Dataset Block Start

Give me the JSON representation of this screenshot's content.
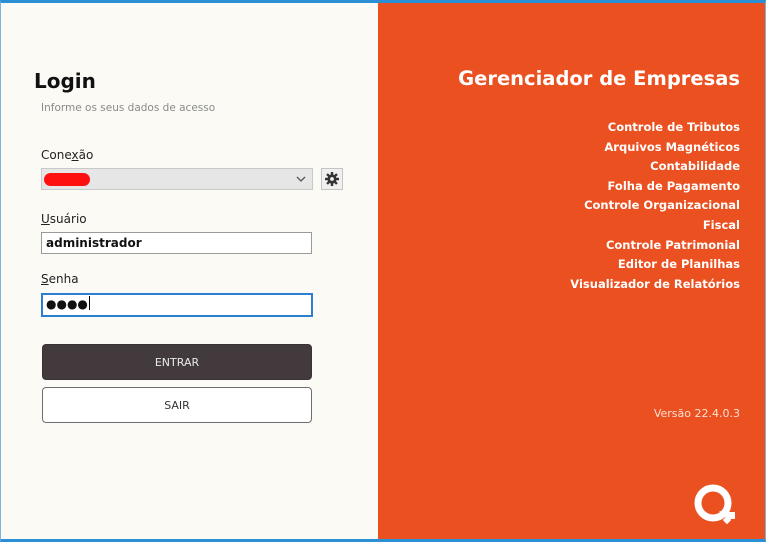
{
  "login": {
    "title": "Login",
    "subtitle": "Informe os seus dados de acesso",
    "connection": {
      "label_pre": "Cone",
      "label_accel": "x",
      "label_post": "ão",
      "value_redacted": true
    },
    "user": {
      "label_accel": "U",
      "label_post": "suário",
      "value": "administrador"
    },
    "password": {
      "label_accel": "S",
      "label_post": "enha",
      "masked_value": "●●●●"
    },
    "enter_label": "ENTRAR",
    "exit_label": "SAIR"
  },
  "brand": {
    "title": "Gerenciador de Empresas",
    "modules": [
      "Controle de Tributos",
      "Arquivos Magnéticos",
      "Contabilidade",
      "Folha de Pagamento",
      "Controle Organizacional",
      "Fiscal",
      "Controle Patrimonial",
      "Editor de Planilhas",
      "Visualizador de Relatórios"
    ],
    "version": "Versão 22.4.0.3",
    "logo_icon": "q-logo-icon"
  },
  "colors": {
    "brand_orange": "#ea5020",
    "enter_button": "#423a3d",
    "focus_border": "#2b7fd0",
    "window_border": "#2b8fd6",
    "left_background": "#fbfaf5"
  },
  "icons": {
    "connection_dropdown": "chevron-down-icon",
    "connection_settings": "gear-icon"
  }
}
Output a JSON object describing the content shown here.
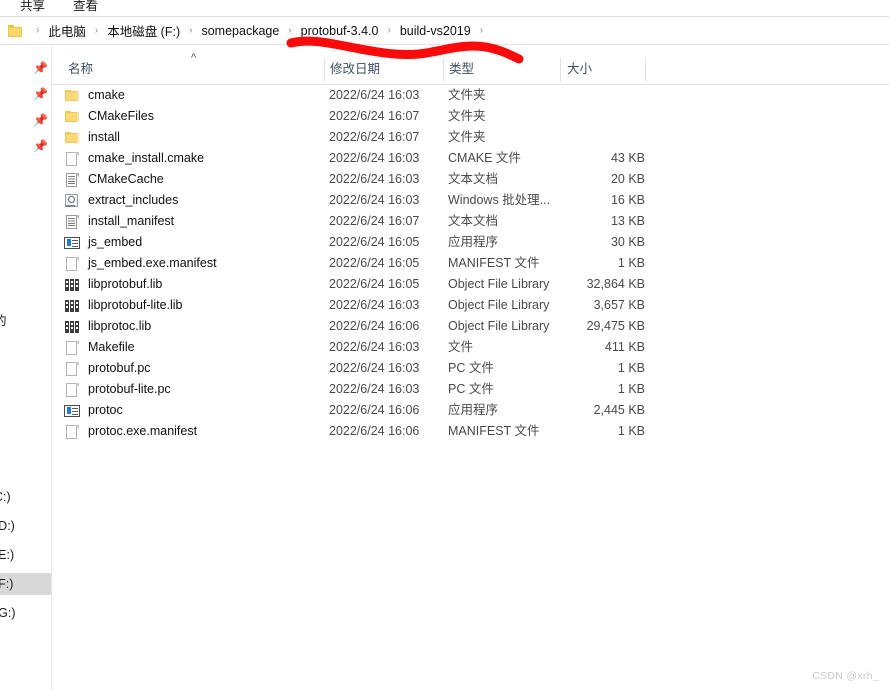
{
  "ribbon": {
    "tabs": [
      {
        "label": "共享",
        "name": "ribbon-tab-share"
      },
      {
        "label": "查看",
        "name": "ribbon-tab-view"
      }
    ]
  },
  "addressbar": {
    "folder_icon": "folder-icon",
    "separator": "›",
    "crumbs": [
      "此电脑",
      "本地磁盘 (F:)",
      "somepackage",
      "protobuf-3.4.0",
      "build-vs2019"
    ]
  },
  "navpane": {
    "pin_icon": "pin-icon",
    "pin_count": 4,
    "cut_label": "的",
    "drives": [
      {
        "label": "C:)",
        "selected": false
      },
      {
        "label": "(D:)",
        "selected": false
      },
      {
        "label": "(E:)",
        "selected": false
      },
      {
        "label": "(F:)",
        "selected": true
      },
      {
        "label": "(G:)",
        "selected": false
      }
    ]
  },
  "columns": {
    "sort_caret": "^",
    "headers": [
      {
        "label": "名称",
        "name": "column-header-name"
      },
      {
        "label": "修改日期",
        "name": "column-header-date-modified"
      },
      {
        "label": "类型",
        "name": "column-header-type"
      },
      {
        "label": "大小",
        "name": "column-header-size"
      }
    ]
  },
  "files": [
    {
      "name": "cmake",
      "icon": "folder",
      "date": "2022/6/24 16:03",
      "type": "文件夹",
      "size": ""
    },
    {
      "name": "CMakeFiles",
      "icon": "folder",
      "date": "2022/6/24 16:07",
      "type": "文件夹",
      "size": ""
    },
    {
      "name": "install",
      "icon": "folder",
      "date": "2022/6/24 16:07",
      "type": "文件夹",
      "size": ""
    },
    {
      "name": "cmake_install.cmake",
      "icon": "page",
      "date": "2022/6/24 16:03",
      "type": "CMAKE 文件",
      "size": "43 KB"
    },
    {
      "name": "CMakeCache",
      "icon": "doc",
      "date": "2022/6/24 16:03",
      "type": "文本文档",
      "size": "20 KB"
    },
    {
      "name": "extract_includes",
      "icon": "bat",
      "date": "2022/6/24 16:03",
      "type": "Windows 批处理...",
      "size": "16 KB"
    },
    {
      "name": "install_manifest",
      "icon": "doc",
      "date": "2022/6/24 16:07",
      "type": "文本文档",
      "size": "13 KB"
    },
    {
      "name": "js_embed",
      "icon": "exe",
      "date": "2022/6/24 16:05",
      "type": "应用程序",
      "size": "30 KB"
    },
    {
      "name": "js_embed.exe.manifest",
      "icon": "page",
      "date": "2022/6/24 16:05",
      "type": "MANIFEST 文件",
      "size": "1 KB"
    },
    {
      "name": "libprotobuf.lib",
      "icon": "lib",
      "date": "2022/6/24 16:05",
      "type": "Object File Library",
      "size": "32,864 KB"
    },
    {
      "name": "libprotobuf-lite.lib",
      "icon": "lib",
      "date": "2022/6/24 16:03",
      "type": "Object File Library",
      "size": "3,657 KB"
    },
    {
      "name": "libprotoc.lib",
      "icon": "lib",
      "date": "2022/6/24 16:06",
      "type": "Object File Library",
      "size": "29,475 KB"
    },
    {
      "name": "Makefile",
      "icon": "page",
      "date": "2022/6/24 16:03",
      "type": "文件",
      "size": "411 KB"
    },
    {
      "name": "protobuf.pc",
      "icon": "page",
      "date": "2022/6/24 16:03",
      "type": "PC 文件",
      "size": "1 KB"
    },
    {
      "name": "protobuf-lite.pc",
      "icon": "page",
      "date": "2022/6/24 16:03",
      "type": "PC 文件",
      "size": "1 KB"
    },
    {
      "name": "protoc",
      "icon": "exe",
      "date": "2022/6/24 16:06",
      "type": "应用程序",
      "size": "2,445 KB"
    },
    {
      "name": "protoc.exe.manifest",
      "icon": "page",
      "date": "2022/6/24 16:06",
      "type": "MANIFEST 文件",
      "size": "1 KB"
    }
  ],
  "annotation": {
    "name": "red-underline-annotation",
    "color": "#fa0a0a"
  },
  "watermark": {
    "text": "CSDN @xrh_"
  }
}
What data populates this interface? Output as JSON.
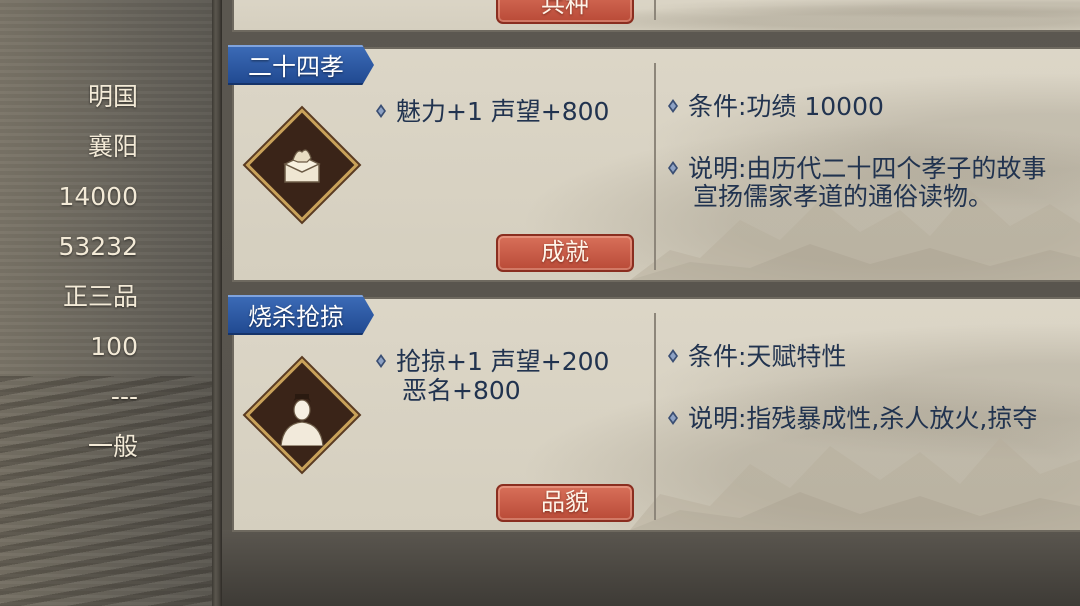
{
  "stats": [
    "明国",
    "襄阳",
    "14000",
    "53232",
    "正三品",
    "100",
    "---",
    "一般"
  ],
  "partial_card": {
    "tag_label": "兵种"
  },
  "traits": [
    {
      "name": "二十四孝",
      "effects": [
        "魅力+1 声望+800"
      ],
      "condition": "条件:功绩 10000",
      "description_lines": [
        "说明:由历代二十四个孝子的故事",
        "宣扬儒家孝道的通俗读物。"
      ],
      "tag_label": "成就",
      "icon": "book-box-icon"
    },
    {
      "name": "烧杀抢掠",
      "effects": [
        "抢掠+1 声望+200",
        "恶名+800"
      ],
      "condition": "条件:天赋特性",
      "description_lines": [
        "说明:指残暴成性,杀人放火,掠夺"
      ],
      "tag_label": "品貌",
      "icon": "scholar-portrait-icon"
    }
  ],
  "colors": {
    "ribbon_blue": "#2d5aa6",
    "tag_red": "#c85a45",
    "text_navy": "#21334f",
    "parchment": "#d8d2c2"
  }
}
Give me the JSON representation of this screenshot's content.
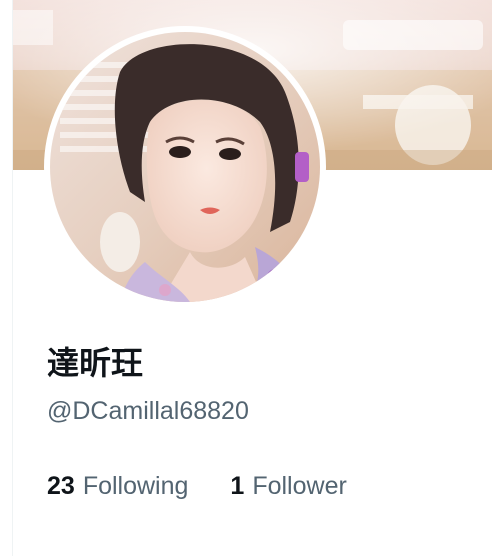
{
  "profile": {
    "display_name": "達昕玨",
    "handle": "@DCamillal68820"
  },
  "stats": {
    "following_count": "23",
    "following_label": "Following",
    "followers_count": "1",
    "followers_label": "Follower"
  },
  "colors": {
    "text_primary": "#0f1419",
    "text_secondary": "#536471",
    "background": "#ffffff"
  }
}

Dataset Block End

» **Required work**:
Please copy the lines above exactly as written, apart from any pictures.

» **Your solution**:
Give me the JSON representation of this screenshot's content.
{
  "login": {
    "title": "Login",
    "subtitle": "Informe os seus dados de acesso",
    "connection": {
      "label_pre": "Cone",
      "label_accel": "x",
      "label_post": "ão",
      "value_redacted": true
    },
    "user": {
      "label_accel": "U",
      "label_post": "suário",
      "value": "administrador"
    },
    "password": {
      "label_accel": "S",
      "label_post": "enha",
      "masked_value": "●●●●"
    },
    "enter_label": "ENTRAR",
    "exit_label": "SAIR"
  },
  "brand": {
    "title": "Gerenciador de Empresas",
    "modules": [
      "Controle de Tributos",
      "Arquivos Magnéticos",
      "Contabilidade",
      "Folha de Pagamento",
      "Controle Organizacional",
      "Fiscal",
      "Controle Patrimonial",
      "Editor de Planilhas",
      "Visualizador de Relatórios"
    ],
    "version": "Versão 22.4.0.3",
    "logo_icon": "q-logo-icon"
  },
  "colors": {
    "brand_orange": "#ea5020",
    "enter_button": "#423a3d",
    "focus_border": "#2b7fd0",
    "window_border": "#2b8fd6",
    "left_background": "#fbfaf5"
  },
  "icons": {
    "connection_dropdown": "chevron-down-icon",
    "connection_settings": "gear-icon"
  }
}
Output a JSON object describing the content shown here.
{
  "ribbon": {
    "tabs": [
      {
        "label": "共享",
        "name": "ribbon-tab-share"
      },
      {
        "label": "查看",
        "name": "ribbon-tab-view"
      }
    ]
  },
  "addressbar": {
    "folder_icon": "folder-icon",
    "separator": "›",
    "crumbs": [
      "此电脑",
      "本地磁盘 (F:)",
      "somepackage",
      "protobuf-3.4.0",
      "build-vs2019"
    ]
  },
  "navpane": {
    "pin_icon": "pin-icon",
    "pin_count": 4,
    "cut_label": "的",
    "drives": [
      {
        "label": "C:)",
        "selected": false
      },
      {
        "label": "(D:)",
        "selected": false
      },
      {
        "label": "(E:)",
        "selected": false
      },
      {
        "label": "(F:)",
        "selected": true
      },
      {
        "label": "(G:)",
        "selected": false
      }
    ]
  },
  "columns": {
    "sort_caret": "^",
    "headers": [
      {
        "label": "名称",
        "name": "column-header-name"
      },
      {
        "label": "修改日期",
        "name": "column-header-date-modified"
      },
      {
        "label": "类型",
        "name": "column-header-type"
      },
      {
        "label": "大小",
        "name": "column-header-size"
      }
    ]
  },
  "files": [
    {
      "name": "cmake",
      "icon": "folder",
      "date": "2022/6/24 16:03",
      "type": "文件夹",
      "size": ""
    },
    {
      "name": "CMakeFiles",
      "icon": "folder",
      "date": "2022/6/24 16:07",
      "type": "文件夹",
      "size": ""
    },
    {
      "name": "install",
      "icon": "folder",
      "date": "2022/6/24 16:07",
      "type": "文件夹",
      "size": ""
    },
    {
      "name": "cmake_install.cmake",
      "icon": "page",
      "date": "2022/6/24 16:03",
      "type": "CMAKE 文件",
      "size": "43 KB"
    },
    {
      "name": "CMakeCache",
      "icon": "doc",
      "date": "2022/6/24 16:03",
      "type": "文本文档",
      "size": "20 KB"
    },
    {
      "name": "extract_includes",
      "icon": "bat",
      "date": "2022/6/24 16:03",
      "type": "Windows 批处理...",
      "size": "16 KB"
    },
    {
      "name": "install_manifest",
      "icon": "doc",
      "date": "2022/6/24 16:07",
      "type": "文本文档",
      "size": "13 KB"
    },
    {
      "name": "js_embed",
      "icon": "exe",
      "date": "2022/6/24 16:05",
      "type": "应用程序",
      "size": "30 KB"
    },
    {
      "name": "js_embed.exe.manifest",
      "icon": "page",
      "date": "2022/6/24 16:05",
      "type": "MANIFEST 文件",
      "size": "1 KB"
    },
    {
      "name": "libprotobuf.lib",
      "icon": "lib",
      "date": "2022/6/24 16:05",
      "type": "Object File Library",
      "size": "32,864 KB"
    },
    {
      "name": "libprotobuf-lite.lib",
      "icon": "lib",
      "date": "2022/6/24 16:03",
      "type": "Object File Library",
      "size": "3,657 KB"
    },
    {
      "name": "libprotoc.lib",
      "icon": "lib",
      "date": "2022/6/24 16:06",
      "type": "Object File Library",
      "size": "29,475 KB"
    },
    {
      "name": "Makefile",
      "icon": "page",
      "date": "2022/6/24 16:03",
      "type": "文件",
      "size": "411 KB"
    },
    {
      "name": "protobuf.pc",
      "icon": "page",
      "date": "2022/6/24 16:03",
      "type": "PC 文件",
      "size": "1 KB"
    },
    {
      "name": "protobuf-lite.pc",
      "icon": "page",
      "date": "2022/6/24 16:03",
      "type": "PC 文件",
      "size": "1 KB"
    },
    {
      "name": "protoc",
      "icon": "exe",
      "date": "2022/6/24 16:06",
      "type": "应用程序",
      "size": "2,445 KB"
    },
    {
      "name": "protoc.exe.manifest",
      "icon": "page",
      "date": "2022/6/24 16:06",
      "type": "MANIFEST 文件",
      "size": "1 KB"
    }
  ],
  "annotation": {
    "name": "red-underline-annotation",
    "color": "#fa0a0a"
  },
  "watermark": {
    "text": "CSDN @xrh_"
  }
}
What data populates this interface? Output as JSON.
{
  "stats": [
    "明国",
    "襄阳",
    "14000",
    "53232",
    "正三品",
    "100",
    "---",
    "一般"
  ],
  "partial_card": {
    "tag_label": "兵种"
  },
  "traits": [
    {
      "name": "二十四孝",
      "effects": [
        "魅力+1 声望+800"
      ],
      "condition": "条件:功绩 10000",
      "description_lines": [
        "说明:由历代二十四个孝子的故事",
        "宣扬儒家孝道的通俗读物。"
      ],
      "tag_label": "成就",
      "icon": "book-box-icon"
    },
    {
      "name": "烧杀抢掠",
      "effects": [
        "抢掠+1 声望+200",
        "恶名+800"
      ],
      "condition": "条件:天赋特性",
      "description_lines": [
        "说明:指残暴成性,杀人放火,掠夺"
      ],
      "tag_label": "品貌",
      "icon": "scholar-portrait-icon"
    }
  ],
  "colors": {
    "ribbon_blue": "#2d5aa6",
    "tag_red": "#c85a45",
    "text_navy": "#21334f",
    "parchment": "#d8d2c2"
  }
}
Give me the JSON representation of this screenshot's content.
{
  "profile": {
    "display_name": "達昕玨",
    "handle": "@DCamillal68820"
  },
  "stats": {
    "following_count": "23",
    "following_label": "Following",
    "followers_count": "1",
    "followers_label": "Follower"
  },
  "colors": {
    "text_primary": "#0f1419",
    "text_secondary": "#536471",
    "background": "#ffffff"
  }
}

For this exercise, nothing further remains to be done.